::: Material provided
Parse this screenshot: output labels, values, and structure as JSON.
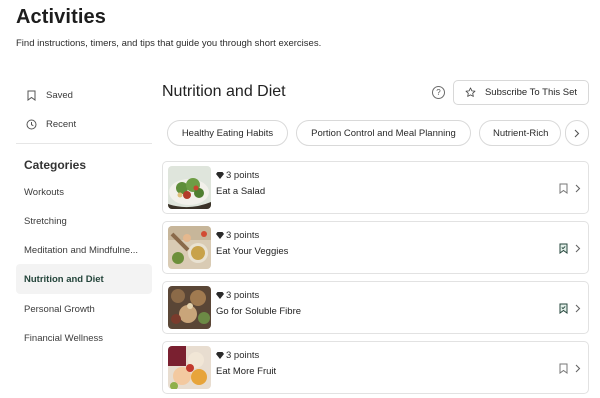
{
  "header": {
    "title": "Activities",
    "subtitle": "Find instructions, timers, and tips that guide you through short exercises."
  },
  "sidebar": {
    "saved_label": "Saved",
    "recent_label": "Recent",
    "categories_heading": "Categories",
    "categories": [
      {
        "label": "Workouts",
        "active": false
      },
      {
        "label": "Stretching",
        "active": false
      },
      {
        "label": "Meditation and Mindfulne...",
        "active": false
      },
      {
        "label": "Nutrition and Diet",
        "active": true
      },
      {
        "label": "Personal Growth",
        "active": false
      },
      {
        "label": "Financial Wellness",
        "active": false
      }
    ]
  },
  "main": {
    "set_title": "Nutrition and Diet",
    "help_icon": "question-circle-icon",
    "subscribe_label": "Subscribe To This Set",
    "chips": [
      "Healthy Eating Habits",
      "Portion Control and Meal Planning",
      "Nutrient-Rich"
    ],
    "activities": [
      {
        "points": "3 points",
        "title": "Eat a Salad",
        "saved": false
      },
      {
        "points": "3 points",
        "title": "Eat Your Veggies",
        "saved": true
      },
      {
        "points": "3 points",
        "title": "Go for Soluble Fibre",
        "saved": true
      },
      {
        "points": "3 points",
        "title": "Eat More Fruit",
        "saved": false
      }
    ]
  },
  "colors": {
    "accent": "#24453b",
    "active_bg": "#f3f3f3",
    "border": "#e2e2e2"
  }
}
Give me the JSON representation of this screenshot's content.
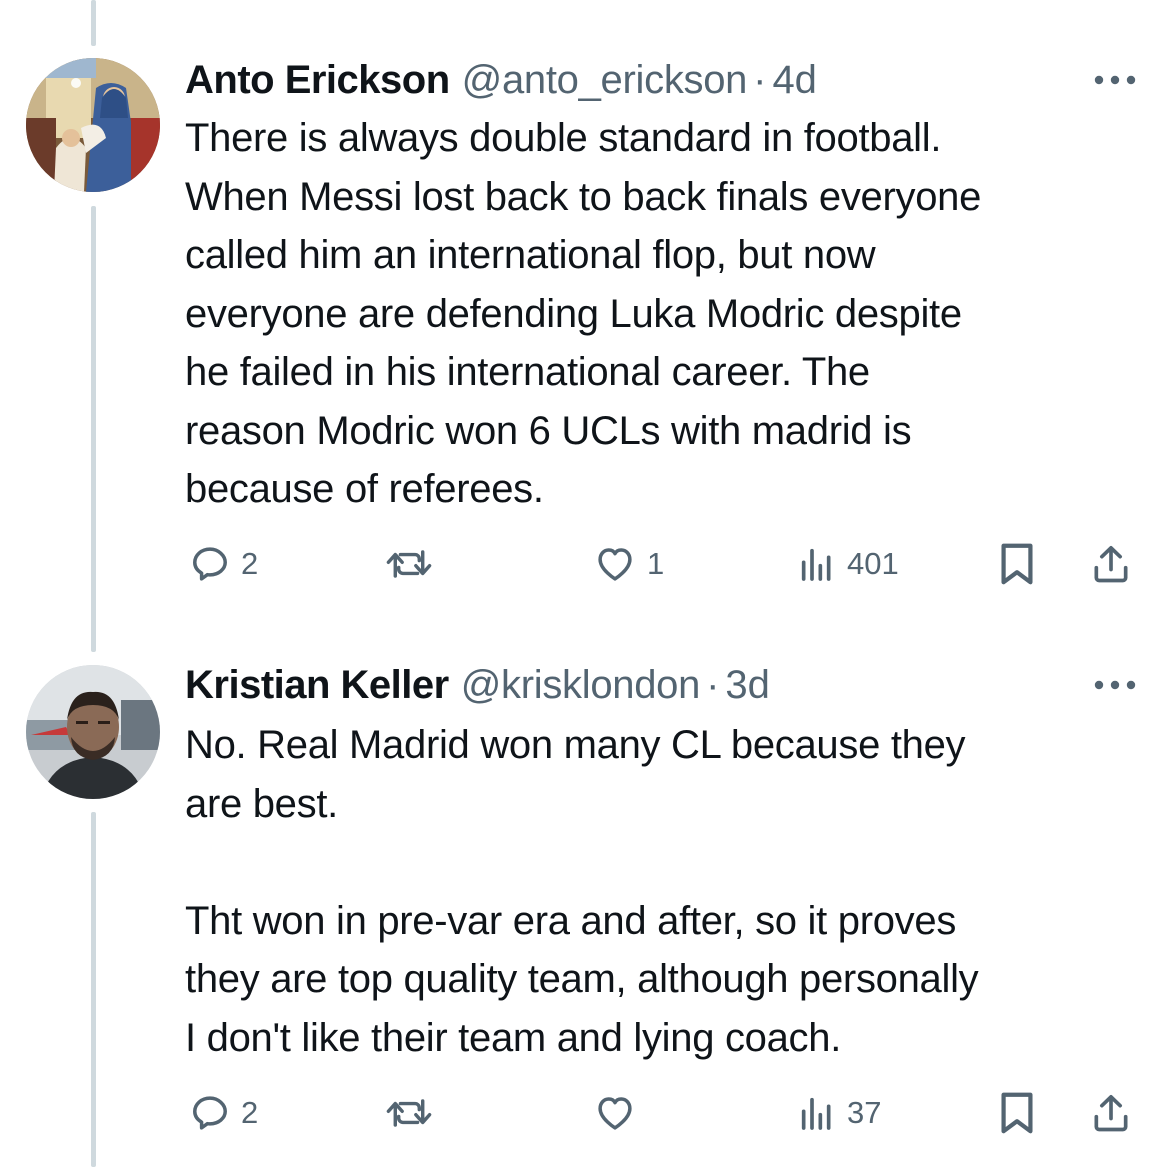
{
  "tweets": [
    {
      "name": "Anto Erickson",
      "handle": "@anto_erickson",
      "separator": "·",
      "time": "4d",
      "text": "There is always double standard in football.\nWhen Messi lost back to back finals everyone\ncalled him an international flop, but now\neveryone are defending Luka Modric despite\nhe failed in his international career. The\nreason Modric won 6 UCLs with madrid is\nbecause of referees.",
      "replies": "2",
      "retweets": "",
      "likes": "1",
      "views": "401"
    },
    {
      "name": "Kristian Keller",
      "handle": "@krisklondon",
      "separator": "·",
      "time": "3d",
      "text": "No. Real Madrid won many CL because they\nare best.\n\nTht won in pre-var era and after, so it proves\nthey are top quality team, although personally\nI don't like their team and lying coach.",
      "replies": "2",
      "retweets": "",
      "likes": "",
      "views": "37"
    }
  ],
  "icons": {
    "reply": "reply-icon",
    "retweet": "retweet-icon",
    "like": "heart-icon",
    "views": "views-icon",
    "bookmark": "bookmark-icon",
    "share": "share-icon",
    "more": "more-icon"
  },
  "colors": {
    "text": "#0f1419",
    "secondary": "#536471",
    "thread_line": "#cfd9de"
  }
}
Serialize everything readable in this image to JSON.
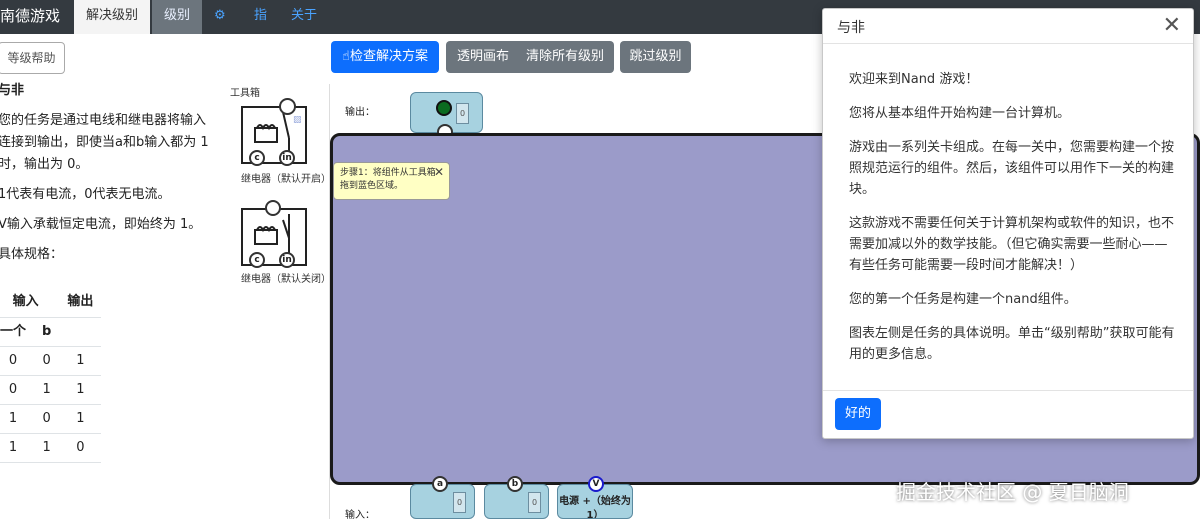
{
  "nav": {
    "brand": "南德游戏",
    "tabs": [
      "解决级别",
      "级别"
    ],
    "gear_icon": "gear-icon",
    "links": [
      "指",
      "关于"
    ]
  },
  "left": {
    "help_button": "等级帮助",
    "level_title": "与非",
    "task_p1": "您的任务是通过电线和继电器将输入连接到输出，即使当a和b输入都为 1 时，输出为 0。",
    "task_p2": "1代表有电流，0代表无电流。",
    "task_p3": "V输入承载恒定电流，即始终为 1。",
    "spec_label": "具体规格：",
    "table": {
      "header1": [
        "输入",
        "输出"
      ],
      "header2": [
        "一个",
        "b"
      ],
      "rows": [
        [
          "0",
          "0",
          "1"
        ],
        [
          "0",
          "1",
          "1"
        ],
        [
          "1",
          "0",
          "1"
        ],
        [
          "1",
          "1",
          "0"
        ]
      ]
    }
  },
  "toolbox": {
    "title": "工具箱",
    "relay1": "继电器（默认开启）",
    "relay2": "继电器（默认关闭）"
  },
  "toolbar": {
    "check": "检查解决方案",
    "transparent": "透明画布",
    "clear": "清除所有级别",
    "skip": "跳过级别"
  },
  "canvas": {
    "output_label": "输出：",
    "input_label": "输入：",
    "tooltip": "步骤1：将组件从工具箱拖到蓝色区域。",
    "pin_a": "a",
    "pin_b": "b",
    "pin_v": "V",
    "power": "电源 +（始终为 1）",
    "zero": "0"
  },
  "modal": {
    "title": "与非",
    "p1": "欢迎来到Nand 游戏！",
    "p2": "您将从基本组件开始构建一台计算机。",
    "p3": "游戏由一系列关卡组成。在每一关中，您需要构建一个按照规范运行的组件。然后，该组件可以用作下一关的构建块。",
    "p4": "这款游戏不需要任何关于计算机架构或软件的知识，也不需要加减以外的数学技能。（但它确实需要一些耐心——有些任务可能需要一段时间才能解决！）",
    "p5": "您的第一个任务是构建一个nand组件。",
    "p6": "图表左侧是任务的具体说明。单击“级别帮助”获取可能有用的更多信息。",
    "ok": "好的"
  },
  "watermark": "掘金技术社区 @ 夏日脑洞",
  "colors": {
    "canvas": "#9b9bc9",
    "primary": "#0d6efd",
    "nav": "#343a40",
    "port": "#a7d2e0"
  }
}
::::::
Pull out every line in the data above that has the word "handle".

Reply
      "handle": "@anto_erickson",
      "handle": "@krisklondon",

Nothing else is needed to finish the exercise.